Musings and optimism on summer trips south
There is an impression of revitalisation in Kerry, but businesses still depend on tourism to make a living, writes Brendan O’Connor
We have to order before 7.45pm because there’s an 80th birthday on in Dooley’s in Waterville. There’s a huge gang of them, enjoying steaks and seafood, many of them friends since school; there’s even local hero Mick O’Dwyer. It’s looking lively, and a guy is getting set up to play music. Naturally, I am related to some of them. Every second person you meet around here is a cousin of some kind.
The local post office was robbed that morning, and there is much hilarity about why anyone would conduct a robbery in Waterville when your exit strategy is so limited. You are close to the edge of Europe here. As it happened, the robbers chose the worst of the escape routes, out the cliff road, where they nearly collided with a tour bus. The buses loom around corners at you on the tight roads. It felt like there weren’t as many of them circumnavigating the Ring of Kerry as you might see other years, but things certainly feel like they’re booming in Waterville.

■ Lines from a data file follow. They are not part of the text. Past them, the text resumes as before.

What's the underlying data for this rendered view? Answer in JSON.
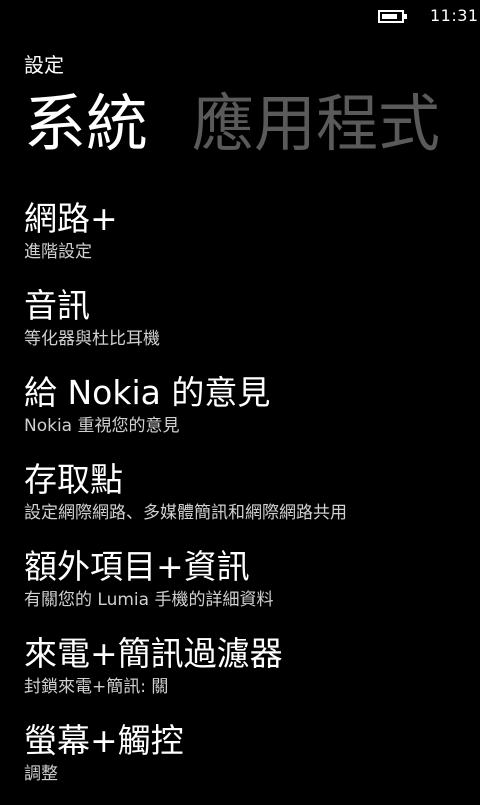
{
  "status_bar": {
    "time": "11:31",
    "battery_level": 0.85
  },
  "app_title": "設定",
  "pivot": {
    "headers": [
      {
        "label": "系統",
        "active": true
      },
      {
        "label": "應用程式",
        "active": false
      }
    ]
  },
  "settings": {
    "items": [
      {
        "title": "網路+",
        "subtitle": "進階設定"
      },
      {
        "title": "音訊",
        "subtitle": "等化器與杜比耳機"
      },
      {
        "title": "給 Nokia 的意見",
        "subtitle": "Nokia 重視您的意見"
      },
      {
        "title": "存取點",
        "subtitle": "設定網際網路、多媒體簡訊和網際網路共用"
      },
      {
        "title": "額外項目+資訊",
        "subtitle": "有關您的 Lumia 手機的詳細資料"
      },
      {
        "title": "來電+簡訊過濾器",
        "subtitle": "封鎖來電+簡訊: 關"
      },
      {
        "title": "螢幕+觸控",
        "subtitle": "調整"
      }
    ]
  }
}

They reminded me of the older people I’d been observing in rural Italy recently, as they went about living their lives and chatting away joyfully with each other as they did their daily business. These were older people who were living, not dying. And while Micko is a bit of an institution, none of them seemed ready for an institution. Indeed, Kerry has a lot of similarities with rural Italian life and a lot to learn from how Italians monetise their rural idylls.